Song and dance accompany tales as the other most vital aspects of folklore. In Boer culture, we have the most beautiful songs that can be used to teach our children our values, beliefs, traditions, and history. The most important of our folk-songs might be the Afrikaans-versification of the 150 Psalms by Afrikaner Reformed minister, JD Du Toit (Totius) in the 1930′s. Many of the more modern-minded churches neglect the singing of Psalms these days, even though it is a clear Biblical command (Eph. 5:19), and even though the Afrikaners are in the privileged position of having accurate, theologically solid versifications of the Psalms in their own language and with their own style of music. Furthermore, we have many classical Boer songs which would warm the heart of anyone who has a love for Boer culture and history, with probably the most famous song being Sarie Marais, a song about a young Boer lad who fought in the Second Anglo-Boer War but was taken captive by the British army and deported as a prisoner to Sri Lanka. He sings of how he misses his girlfriend whom he wants to marry, but lives in the “Old Transvaal,” implying that he longs also for his free, independent Boer republic.
Volkspele (folk dance) is another proud Afrikaner tradition, though I must admit I was not fond of it when growing up, possibly because I have never really been an exceptionally talented dancer. Recently, however, my girlfriend has instilled in me a love for Sokkie dancing, which is a much more recent development, but still thoroughly rooted in contemporary Afrikaner culture. This form of dance can probably best be described as rhythmical dancing to the beat of contemporary Afrikaans pop music. This Afrikaner dance is different from Volkspele in the sense that while Sokkie is between one man and one woman, Volkspele is practiced by ten or more people dancing together in a circle, ideally equally divided between men and women.
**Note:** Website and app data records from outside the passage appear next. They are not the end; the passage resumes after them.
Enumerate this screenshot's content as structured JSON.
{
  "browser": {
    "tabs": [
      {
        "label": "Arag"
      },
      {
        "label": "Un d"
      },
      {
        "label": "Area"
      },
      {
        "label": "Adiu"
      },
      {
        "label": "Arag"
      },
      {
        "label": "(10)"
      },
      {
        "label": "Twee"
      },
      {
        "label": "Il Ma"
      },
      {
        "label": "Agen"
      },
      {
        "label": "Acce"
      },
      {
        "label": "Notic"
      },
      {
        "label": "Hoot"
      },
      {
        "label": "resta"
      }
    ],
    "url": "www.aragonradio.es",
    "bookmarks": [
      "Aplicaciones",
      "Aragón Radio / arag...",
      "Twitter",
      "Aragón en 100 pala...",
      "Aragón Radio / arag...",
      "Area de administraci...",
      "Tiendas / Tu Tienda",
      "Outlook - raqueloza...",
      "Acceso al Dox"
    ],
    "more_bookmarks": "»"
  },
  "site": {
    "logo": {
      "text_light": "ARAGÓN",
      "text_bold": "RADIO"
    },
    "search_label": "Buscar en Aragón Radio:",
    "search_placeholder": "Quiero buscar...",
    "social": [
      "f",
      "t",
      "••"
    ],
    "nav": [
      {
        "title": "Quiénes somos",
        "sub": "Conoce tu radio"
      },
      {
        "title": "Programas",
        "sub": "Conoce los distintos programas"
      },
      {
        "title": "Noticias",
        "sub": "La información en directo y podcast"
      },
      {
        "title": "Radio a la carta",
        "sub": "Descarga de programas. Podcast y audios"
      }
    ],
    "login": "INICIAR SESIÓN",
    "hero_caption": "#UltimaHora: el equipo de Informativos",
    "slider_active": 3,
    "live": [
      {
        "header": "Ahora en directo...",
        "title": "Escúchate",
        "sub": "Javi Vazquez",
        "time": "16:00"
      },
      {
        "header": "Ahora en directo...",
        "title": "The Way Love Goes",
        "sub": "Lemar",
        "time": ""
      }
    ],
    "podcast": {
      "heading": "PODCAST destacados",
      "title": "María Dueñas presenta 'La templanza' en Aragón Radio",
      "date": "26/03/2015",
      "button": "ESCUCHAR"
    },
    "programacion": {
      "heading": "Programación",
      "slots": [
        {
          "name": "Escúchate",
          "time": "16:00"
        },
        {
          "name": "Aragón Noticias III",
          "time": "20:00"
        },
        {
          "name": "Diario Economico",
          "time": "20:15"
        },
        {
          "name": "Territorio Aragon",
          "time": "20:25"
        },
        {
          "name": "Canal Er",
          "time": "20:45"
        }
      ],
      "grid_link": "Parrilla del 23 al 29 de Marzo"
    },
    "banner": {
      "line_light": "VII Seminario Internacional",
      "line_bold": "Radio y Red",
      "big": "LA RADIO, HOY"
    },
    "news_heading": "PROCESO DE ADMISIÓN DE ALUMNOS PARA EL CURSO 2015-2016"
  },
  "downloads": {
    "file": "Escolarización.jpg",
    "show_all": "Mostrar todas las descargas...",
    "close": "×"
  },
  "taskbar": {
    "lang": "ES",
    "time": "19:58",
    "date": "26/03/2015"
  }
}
After every move is completed, everyone simultaneously changes partners. Also, Sokkie is generally danced not to contemporary pop music, but to traditional Boer folk-songs and with traditional Voortrekker dress. This dance very closely resembles traditional European folk-dances, most especially those of Belgium and Sweden – where the tradition originated from.5 My girlfriend also suggested that we should start doing some Volkspele, so I am considering to start practicing this beautiful part of our traditional culture as well.
C.J. Langenhoven has often been called the “Shakespeare of Afrikaans literature,” as he wrote the most beautiful fictional short stories. His most famous work, however, is the song “The Call of South Africa,” which was the national anthem of the old South Africa for the greater part of the National Party government (1957-1994). Much like the National Party’s government itself, The Call has both good and bad elements. For instance, the first verse is (in my opinion) too anthropocentric or geocentric to be truly acceptable to the born-again heart who desires to keep God’s commandments. However, verse four is a prayer in which the glory of God, the love for one’s kin and for freedom, and man’s complete dependence upon God are beautifully proclaimed.6
I think South African and American whites can and should do a lot more to learn and preserve the folklore of our European heritage, as well as those unique traditions which we have established in our current native lands. We truly have a rich heritage, and it is our responsibility as the first generation of the twenty-first century to keep our folklore alive for future generations. May we gladly take on this responsibility and bring glory to God by embracing this rich heritage with which He has graciously endued us.
- http://ditsem.net/diaspora.php ↩
- http://www.mieliestronk.com/rrr_racheltjie.html ↩
- http://www.mieliestronk.com/woltemade.html ↩
- http://af.wikipedia.org/wiki/Jopie_Fourie. This is my own translation from Afrikaans. ↩
- http://en.wikipedia.org/wiki/Volkspele ↩
- http://www.salanguages.com/anthem/diestem.htm ↩